    Can a fellow member of blackdom tell me how our heroes are chosen. For Christ’s sake some cheapskate Black boxer is in town today disrupting our children’s schooling in the townships. Call it a worship of brawn over brain.

    I have always had a problem with Mbeki over his failure to create out of the partying South African blacks a lot that would elect him. While he was busy with not openly campaigning Zuma was doing so vigorously his song, an album full of absurdities that he did not repudiate, t-shirts, a web site etc. In fact he was making himself popular culture and succeeded. No one was prepared to challenge him but the unaggressive Mbeki. Forget the myth of the alternative candidate to Mbeki put foward by the likes of Justice Malala. No one was prepared to take on Zuma except Thabo Mbeki. Mind you there is even a stupid song that says Zuma was Mandela’s chosen successor. What utter rubbish which the Don did not repudiate.

    Back to the Tyson matter.

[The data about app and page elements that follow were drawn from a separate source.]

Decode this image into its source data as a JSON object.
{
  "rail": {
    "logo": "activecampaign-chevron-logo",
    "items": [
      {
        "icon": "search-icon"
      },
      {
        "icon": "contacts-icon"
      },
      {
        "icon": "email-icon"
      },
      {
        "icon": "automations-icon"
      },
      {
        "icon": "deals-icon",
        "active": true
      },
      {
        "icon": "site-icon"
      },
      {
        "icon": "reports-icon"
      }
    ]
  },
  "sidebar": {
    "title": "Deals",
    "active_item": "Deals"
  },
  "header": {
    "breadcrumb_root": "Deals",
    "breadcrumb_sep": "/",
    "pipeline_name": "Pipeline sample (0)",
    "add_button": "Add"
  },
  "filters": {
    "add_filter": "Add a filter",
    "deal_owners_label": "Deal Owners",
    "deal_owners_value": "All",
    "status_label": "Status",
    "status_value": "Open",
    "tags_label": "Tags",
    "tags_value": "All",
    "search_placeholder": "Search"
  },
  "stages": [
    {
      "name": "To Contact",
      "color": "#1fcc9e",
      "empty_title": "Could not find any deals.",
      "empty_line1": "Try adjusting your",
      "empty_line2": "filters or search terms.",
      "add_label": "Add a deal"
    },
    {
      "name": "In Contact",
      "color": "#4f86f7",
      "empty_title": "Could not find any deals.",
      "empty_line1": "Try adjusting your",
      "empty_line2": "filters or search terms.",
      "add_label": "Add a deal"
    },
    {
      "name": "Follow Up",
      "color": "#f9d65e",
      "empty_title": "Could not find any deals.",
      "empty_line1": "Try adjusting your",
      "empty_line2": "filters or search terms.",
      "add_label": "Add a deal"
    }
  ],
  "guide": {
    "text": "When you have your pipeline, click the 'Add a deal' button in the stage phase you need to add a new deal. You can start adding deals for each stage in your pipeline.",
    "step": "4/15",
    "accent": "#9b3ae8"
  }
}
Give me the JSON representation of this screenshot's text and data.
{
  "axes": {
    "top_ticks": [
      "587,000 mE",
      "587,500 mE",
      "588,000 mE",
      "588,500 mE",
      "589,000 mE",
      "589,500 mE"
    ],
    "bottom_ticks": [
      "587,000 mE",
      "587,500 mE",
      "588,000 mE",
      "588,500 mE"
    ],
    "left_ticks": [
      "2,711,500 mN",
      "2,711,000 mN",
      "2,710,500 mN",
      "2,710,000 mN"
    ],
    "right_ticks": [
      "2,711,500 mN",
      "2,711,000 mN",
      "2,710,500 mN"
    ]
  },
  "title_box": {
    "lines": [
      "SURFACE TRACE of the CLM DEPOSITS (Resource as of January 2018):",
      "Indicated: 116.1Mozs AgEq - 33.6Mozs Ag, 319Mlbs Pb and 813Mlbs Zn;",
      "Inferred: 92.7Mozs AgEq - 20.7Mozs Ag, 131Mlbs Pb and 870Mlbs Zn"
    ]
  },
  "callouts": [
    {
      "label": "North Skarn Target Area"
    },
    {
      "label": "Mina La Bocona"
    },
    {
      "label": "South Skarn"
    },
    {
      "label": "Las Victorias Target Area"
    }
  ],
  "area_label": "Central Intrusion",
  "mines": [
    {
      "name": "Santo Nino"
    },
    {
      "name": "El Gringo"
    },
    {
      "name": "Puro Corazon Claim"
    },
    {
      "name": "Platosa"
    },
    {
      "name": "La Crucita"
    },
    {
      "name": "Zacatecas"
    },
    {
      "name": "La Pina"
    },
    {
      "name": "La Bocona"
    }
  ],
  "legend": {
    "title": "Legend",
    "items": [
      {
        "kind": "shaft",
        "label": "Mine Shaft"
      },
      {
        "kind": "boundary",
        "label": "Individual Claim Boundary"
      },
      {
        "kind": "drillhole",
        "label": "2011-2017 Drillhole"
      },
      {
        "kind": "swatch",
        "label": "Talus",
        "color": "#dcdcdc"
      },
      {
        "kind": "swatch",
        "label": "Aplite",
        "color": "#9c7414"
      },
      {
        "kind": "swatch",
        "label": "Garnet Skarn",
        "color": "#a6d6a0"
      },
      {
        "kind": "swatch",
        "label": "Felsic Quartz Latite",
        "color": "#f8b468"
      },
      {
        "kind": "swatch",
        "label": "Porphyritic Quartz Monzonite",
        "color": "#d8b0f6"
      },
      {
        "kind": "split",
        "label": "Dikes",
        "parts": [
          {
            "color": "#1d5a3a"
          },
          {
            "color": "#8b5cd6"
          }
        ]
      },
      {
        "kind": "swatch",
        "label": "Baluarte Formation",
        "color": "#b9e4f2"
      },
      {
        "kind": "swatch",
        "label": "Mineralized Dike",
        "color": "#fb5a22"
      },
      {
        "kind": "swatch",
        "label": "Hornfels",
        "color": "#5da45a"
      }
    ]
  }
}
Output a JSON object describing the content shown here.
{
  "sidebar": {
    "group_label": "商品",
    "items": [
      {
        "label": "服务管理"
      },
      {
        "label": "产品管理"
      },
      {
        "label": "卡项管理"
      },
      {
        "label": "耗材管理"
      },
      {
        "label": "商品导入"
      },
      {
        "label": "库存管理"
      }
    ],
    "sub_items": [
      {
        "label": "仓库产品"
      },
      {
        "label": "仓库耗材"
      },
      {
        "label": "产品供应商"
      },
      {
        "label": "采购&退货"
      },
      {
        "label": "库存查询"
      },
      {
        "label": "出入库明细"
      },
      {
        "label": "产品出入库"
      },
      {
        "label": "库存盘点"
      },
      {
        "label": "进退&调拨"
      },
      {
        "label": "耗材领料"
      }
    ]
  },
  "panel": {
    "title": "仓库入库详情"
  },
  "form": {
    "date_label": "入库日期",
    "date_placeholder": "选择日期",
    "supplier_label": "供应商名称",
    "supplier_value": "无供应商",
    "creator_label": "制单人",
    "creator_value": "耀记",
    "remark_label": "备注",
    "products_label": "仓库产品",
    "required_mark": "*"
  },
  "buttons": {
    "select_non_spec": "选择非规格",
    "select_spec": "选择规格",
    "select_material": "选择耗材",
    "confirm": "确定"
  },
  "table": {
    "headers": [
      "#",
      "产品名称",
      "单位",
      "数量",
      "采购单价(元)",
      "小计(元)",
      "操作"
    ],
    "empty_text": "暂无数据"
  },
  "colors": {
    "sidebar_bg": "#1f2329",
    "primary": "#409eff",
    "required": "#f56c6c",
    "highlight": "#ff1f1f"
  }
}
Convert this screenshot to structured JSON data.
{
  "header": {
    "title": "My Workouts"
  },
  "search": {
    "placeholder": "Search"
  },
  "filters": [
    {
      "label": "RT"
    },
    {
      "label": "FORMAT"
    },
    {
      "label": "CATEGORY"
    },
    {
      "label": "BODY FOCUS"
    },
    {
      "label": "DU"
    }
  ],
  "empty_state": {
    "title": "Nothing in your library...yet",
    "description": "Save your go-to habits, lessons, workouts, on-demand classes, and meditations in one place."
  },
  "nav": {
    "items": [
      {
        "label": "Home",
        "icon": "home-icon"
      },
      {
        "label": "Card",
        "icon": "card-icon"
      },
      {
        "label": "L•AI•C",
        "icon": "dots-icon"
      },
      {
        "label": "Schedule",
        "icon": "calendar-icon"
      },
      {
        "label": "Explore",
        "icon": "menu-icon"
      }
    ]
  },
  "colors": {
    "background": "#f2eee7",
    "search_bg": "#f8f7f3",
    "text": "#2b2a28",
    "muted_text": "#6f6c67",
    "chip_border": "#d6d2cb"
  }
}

Who is safe with Tyson being called a role model for his or her kids? No wonder he can only be a guest at a casino dinner to be addressed by the rape accusation survivor Jacob Zuma, tax evasion suspect. Fitting company indeed.

    Ever heard of white role modelling?

    Whilst on the subject, blackdom and all who love black people why are you not expressing outrage at the site of school going kids at the stadium close to midnight on Sunday night. Even if Bafana had won there is still no excuse for the SABC to be holding such events at night. SABC thinks everyday of the week is friday night. It even thinks life in Sophiatown was bohemian and all about partying. What we are doing to ourselves black people is really gross. And it is Thabo’s fault for having ignored the role of his party as the cultural intelligentsia.

  7. Riaan Wolmarans Riaan Wolmarans 30 January 2008

    No more than one or two lost mosquitoes, you say? What bliss. I’ll gladly box up a batch of any multiple of hundred from North Riding in Johannesburg and ship them to you …

  8. Owen Owen 31 January 2008

    Apparently only the female mosquitoes make a (nagging) noise ….

  9. Ian Ian 1 February 2008

    Unfortunately the Silence of the Frogs is not our primary concern,its the Silence of the Lambs.Rest in peace Sheldon Cohen.

  10. Olivia Olivia 1 February 2008

    Please don’t align anything the forked tongue evil-eyed JZ says or does with FROGS!!
    In Paul Mc’s melody we’re supposed to live in FROG harmony here.
    ” Win or lose, sink or swim one thing’s for certain we’ll never give in….
    side by side, hand in hand
    we all stand TOGETHER ”
    Ribbit Ribbit
    Wouldn’t THAT be a great anthem !
    will the last person out the country please turn out the lights….
    Oh…. don’t bother – we don’t have any lights !

Leave a Reply